Legal scholar: Proposed local income tax in Olympia likely wouldn’t pass constitutional muster

As we mentioned in our most recent newsletter, a group called Opportunity for Olympia is circulating petitions for a local income tax. In a study session with the Olympia City Council yesterday, Hugh Spitzer, a legal scholar who served as vice chair of the Tax Structure Study Committee in 2002, said the effort would not likely pass constitutional muster with the state Supreme Court.

According to the Olympian newspaper

Spitzer sees the Olympia proposal as a “test case” that will attempt to address the constitutionality of the state’s ban on an income tax. However, he predicts that a court will rule that code cities such as Olympia cannot tax individual income.

“People will wind up being quite disappointed,” Spitzer told the council.

Last week the Olympian reported on the signature gathering effort and the initiative. 

…the proposal calls for creating a 1.5 percent tax on household income in excess of $200,000. Organizers estimate about 750 households in Olympia city limits would be subject to the tax, which would raise about $2.5 million a year.

It takes 4,702 signatures to qualify the measure for the city ballot in November. The initiative dedicates the funds to paying for the first year of community college (or an equivalent amount would go to pay toward tuition at any Washington college or university) for every public high school graduate or GED recipient in the city.
City officials have concerns beyond the constitutionality of the measure, today’s Olympian reports.

Aside from the legal questions, city officials are concerned about the potential administration costs.

According to the petition, the city would be responsible for collecting the tax. And if voters approve the tax, the city must decide whether to defend the decision — at taxpayer expense — in a likely court challenge that Spitzer predicts could last 18 months or longer depending on appeals.

Conceivable, the measure could receive the necessary signatures and face a legal challenge that would keep it off the ballot. But, if it does receive the signatures and reach the ballot…
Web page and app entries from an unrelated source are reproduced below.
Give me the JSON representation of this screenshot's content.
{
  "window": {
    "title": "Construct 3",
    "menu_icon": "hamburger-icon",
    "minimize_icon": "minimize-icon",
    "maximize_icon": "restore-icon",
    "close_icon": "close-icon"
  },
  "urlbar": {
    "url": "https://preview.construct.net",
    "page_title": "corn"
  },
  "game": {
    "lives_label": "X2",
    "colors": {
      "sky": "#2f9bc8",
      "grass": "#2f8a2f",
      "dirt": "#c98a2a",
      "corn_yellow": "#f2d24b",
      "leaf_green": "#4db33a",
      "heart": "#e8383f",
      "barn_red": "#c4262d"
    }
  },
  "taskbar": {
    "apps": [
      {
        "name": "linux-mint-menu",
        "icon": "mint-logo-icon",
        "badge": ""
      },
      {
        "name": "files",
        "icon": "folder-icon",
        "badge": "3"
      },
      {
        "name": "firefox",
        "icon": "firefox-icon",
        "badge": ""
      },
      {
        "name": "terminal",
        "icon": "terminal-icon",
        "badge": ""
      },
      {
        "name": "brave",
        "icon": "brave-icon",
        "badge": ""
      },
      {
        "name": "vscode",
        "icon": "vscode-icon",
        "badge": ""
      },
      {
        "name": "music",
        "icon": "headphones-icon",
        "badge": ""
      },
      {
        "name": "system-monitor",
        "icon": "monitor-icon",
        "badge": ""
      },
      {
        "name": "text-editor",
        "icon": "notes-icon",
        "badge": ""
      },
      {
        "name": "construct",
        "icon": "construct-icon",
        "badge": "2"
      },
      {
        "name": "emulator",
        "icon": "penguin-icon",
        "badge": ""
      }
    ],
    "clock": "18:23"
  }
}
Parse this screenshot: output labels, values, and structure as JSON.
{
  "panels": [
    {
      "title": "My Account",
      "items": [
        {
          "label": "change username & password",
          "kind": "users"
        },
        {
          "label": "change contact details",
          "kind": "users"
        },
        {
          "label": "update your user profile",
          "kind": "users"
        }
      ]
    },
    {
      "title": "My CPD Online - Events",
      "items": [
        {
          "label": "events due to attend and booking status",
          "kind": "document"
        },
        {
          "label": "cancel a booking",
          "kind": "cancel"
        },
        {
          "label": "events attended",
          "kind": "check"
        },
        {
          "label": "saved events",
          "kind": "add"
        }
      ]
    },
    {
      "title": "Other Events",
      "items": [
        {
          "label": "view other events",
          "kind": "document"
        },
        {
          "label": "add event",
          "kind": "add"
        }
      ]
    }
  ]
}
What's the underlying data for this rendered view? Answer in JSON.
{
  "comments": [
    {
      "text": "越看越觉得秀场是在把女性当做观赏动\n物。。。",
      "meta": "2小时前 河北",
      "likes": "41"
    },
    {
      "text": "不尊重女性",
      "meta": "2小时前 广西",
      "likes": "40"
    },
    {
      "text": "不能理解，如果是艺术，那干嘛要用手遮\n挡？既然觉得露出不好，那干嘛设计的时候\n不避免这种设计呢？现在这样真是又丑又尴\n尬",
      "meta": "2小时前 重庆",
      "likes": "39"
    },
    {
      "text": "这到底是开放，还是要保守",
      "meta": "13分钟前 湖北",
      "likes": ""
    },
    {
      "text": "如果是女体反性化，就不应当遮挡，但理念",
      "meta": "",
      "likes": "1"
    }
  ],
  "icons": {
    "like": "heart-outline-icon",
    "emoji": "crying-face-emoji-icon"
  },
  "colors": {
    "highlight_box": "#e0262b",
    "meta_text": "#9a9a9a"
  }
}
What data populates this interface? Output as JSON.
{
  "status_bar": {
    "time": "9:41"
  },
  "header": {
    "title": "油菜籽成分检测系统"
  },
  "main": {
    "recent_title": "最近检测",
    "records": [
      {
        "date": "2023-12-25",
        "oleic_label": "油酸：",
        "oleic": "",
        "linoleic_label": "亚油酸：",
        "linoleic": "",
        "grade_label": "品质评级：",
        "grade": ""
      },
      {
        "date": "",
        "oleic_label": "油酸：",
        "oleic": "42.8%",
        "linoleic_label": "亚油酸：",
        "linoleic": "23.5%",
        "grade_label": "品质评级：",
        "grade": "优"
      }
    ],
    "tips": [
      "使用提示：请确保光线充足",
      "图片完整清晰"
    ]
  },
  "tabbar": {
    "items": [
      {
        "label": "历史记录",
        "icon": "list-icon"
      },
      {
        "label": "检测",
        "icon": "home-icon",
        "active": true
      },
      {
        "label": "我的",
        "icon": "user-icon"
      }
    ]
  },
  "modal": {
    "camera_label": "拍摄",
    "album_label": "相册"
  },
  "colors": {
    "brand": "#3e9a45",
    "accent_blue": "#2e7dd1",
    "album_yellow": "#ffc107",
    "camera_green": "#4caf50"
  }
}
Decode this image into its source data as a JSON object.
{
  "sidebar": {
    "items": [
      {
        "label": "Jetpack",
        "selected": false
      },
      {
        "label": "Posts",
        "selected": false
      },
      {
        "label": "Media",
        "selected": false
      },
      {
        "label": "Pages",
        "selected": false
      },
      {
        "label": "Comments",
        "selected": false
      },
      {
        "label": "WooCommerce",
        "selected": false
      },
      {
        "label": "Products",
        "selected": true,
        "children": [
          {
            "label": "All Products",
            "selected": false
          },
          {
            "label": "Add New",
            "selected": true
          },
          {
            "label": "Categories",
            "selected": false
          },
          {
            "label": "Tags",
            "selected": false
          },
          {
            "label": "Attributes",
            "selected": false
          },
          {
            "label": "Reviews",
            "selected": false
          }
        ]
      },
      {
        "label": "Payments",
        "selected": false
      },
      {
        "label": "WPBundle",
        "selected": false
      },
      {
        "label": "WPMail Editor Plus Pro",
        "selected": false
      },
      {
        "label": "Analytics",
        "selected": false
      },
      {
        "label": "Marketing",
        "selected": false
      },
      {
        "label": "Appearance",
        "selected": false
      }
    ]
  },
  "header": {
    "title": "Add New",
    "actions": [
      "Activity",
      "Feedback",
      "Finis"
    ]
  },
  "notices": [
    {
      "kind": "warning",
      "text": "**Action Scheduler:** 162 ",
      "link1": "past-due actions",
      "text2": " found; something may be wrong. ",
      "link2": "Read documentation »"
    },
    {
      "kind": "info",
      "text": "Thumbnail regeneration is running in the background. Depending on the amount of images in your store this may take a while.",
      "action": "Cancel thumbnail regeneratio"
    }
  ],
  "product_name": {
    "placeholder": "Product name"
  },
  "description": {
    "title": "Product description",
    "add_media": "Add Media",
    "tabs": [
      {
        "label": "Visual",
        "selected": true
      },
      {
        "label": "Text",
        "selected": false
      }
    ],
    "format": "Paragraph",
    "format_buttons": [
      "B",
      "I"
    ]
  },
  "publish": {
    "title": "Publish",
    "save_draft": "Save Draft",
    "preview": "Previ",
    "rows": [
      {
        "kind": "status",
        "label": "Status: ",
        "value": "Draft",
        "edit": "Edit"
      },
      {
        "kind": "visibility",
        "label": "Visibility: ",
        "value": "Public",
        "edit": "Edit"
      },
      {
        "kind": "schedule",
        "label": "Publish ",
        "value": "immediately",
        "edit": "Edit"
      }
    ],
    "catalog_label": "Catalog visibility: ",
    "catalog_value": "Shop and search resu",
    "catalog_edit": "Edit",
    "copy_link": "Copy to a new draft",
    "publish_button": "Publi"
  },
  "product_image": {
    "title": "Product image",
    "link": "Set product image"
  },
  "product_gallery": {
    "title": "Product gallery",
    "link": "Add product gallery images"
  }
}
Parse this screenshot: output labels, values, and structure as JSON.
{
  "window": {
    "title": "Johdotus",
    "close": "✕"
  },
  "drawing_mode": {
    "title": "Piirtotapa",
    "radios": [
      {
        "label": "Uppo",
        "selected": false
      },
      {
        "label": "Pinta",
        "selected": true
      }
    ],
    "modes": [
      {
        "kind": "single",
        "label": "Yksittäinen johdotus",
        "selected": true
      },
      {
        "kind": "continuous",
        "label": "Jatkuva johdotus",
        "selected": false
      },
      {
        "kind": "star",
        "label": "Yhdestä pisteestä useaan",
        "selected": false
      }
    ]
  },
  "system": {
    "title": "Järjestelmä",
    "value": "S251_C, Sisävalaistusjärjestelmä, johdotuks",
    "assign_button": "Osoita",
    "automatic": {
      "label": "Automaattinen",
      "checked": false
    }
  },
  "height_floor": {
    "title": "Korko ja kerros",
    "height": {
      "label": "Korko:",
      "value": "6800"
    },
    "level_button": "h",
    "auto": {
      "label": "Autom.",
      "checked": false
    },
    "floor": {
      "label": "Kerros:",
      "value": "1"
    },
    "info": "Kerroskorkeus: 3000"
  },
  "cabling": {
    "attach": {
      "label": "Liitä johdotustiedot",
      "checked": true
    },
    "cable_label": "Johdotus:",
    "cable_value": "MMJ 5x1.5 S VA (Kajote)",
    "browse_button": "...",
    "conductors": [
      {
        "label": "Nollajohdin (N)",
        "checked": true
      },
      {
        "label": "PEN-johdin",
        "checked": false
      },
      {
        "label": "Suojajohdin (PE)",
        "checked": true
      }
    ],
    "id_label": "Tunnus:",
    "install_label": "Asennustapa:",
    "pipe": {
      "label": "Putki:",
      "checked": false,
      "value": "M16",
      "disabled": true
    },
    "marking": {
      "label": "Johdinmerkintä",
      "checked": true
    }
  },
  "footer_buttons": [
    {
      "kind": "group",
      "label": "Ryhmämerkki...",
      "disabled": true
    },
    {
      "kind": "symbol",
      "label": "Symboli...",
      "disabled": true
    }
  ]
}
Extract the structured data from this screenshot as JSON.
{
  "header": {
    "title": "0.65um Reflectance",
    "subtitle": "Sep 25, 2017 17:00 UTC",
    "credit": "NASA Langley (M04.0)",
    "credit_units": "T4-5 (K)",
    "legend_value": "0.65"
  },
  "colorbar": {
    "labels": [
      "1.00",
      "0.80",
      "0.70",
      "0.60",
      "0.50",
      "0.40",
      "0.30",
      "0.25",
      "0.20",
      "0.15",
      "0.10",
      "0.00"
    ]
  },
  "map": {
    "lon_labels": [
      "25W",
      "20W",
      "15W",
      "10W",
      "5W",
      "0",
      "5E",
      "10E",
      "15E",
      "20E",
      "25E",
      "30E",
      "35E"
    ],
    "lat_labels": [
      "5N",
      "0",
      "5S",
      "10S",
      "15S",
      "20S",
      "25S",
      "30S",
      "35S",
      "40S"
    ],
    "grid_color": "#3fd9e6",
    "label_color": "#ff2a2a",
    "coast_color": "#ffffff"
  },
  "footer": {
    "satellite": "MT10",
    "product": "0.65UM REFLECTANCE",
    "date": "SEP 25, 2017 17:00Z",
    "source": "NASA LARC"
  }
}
Regardless of the eventual cost to the city, several council members agreed the proposal has a good chance of passing at the polls.

The local income tax measure, like various municipal minimum wage and paid leave initiatives, is, as Spitzer says, a “test case” and a possible prelude to another statewide income tax initiative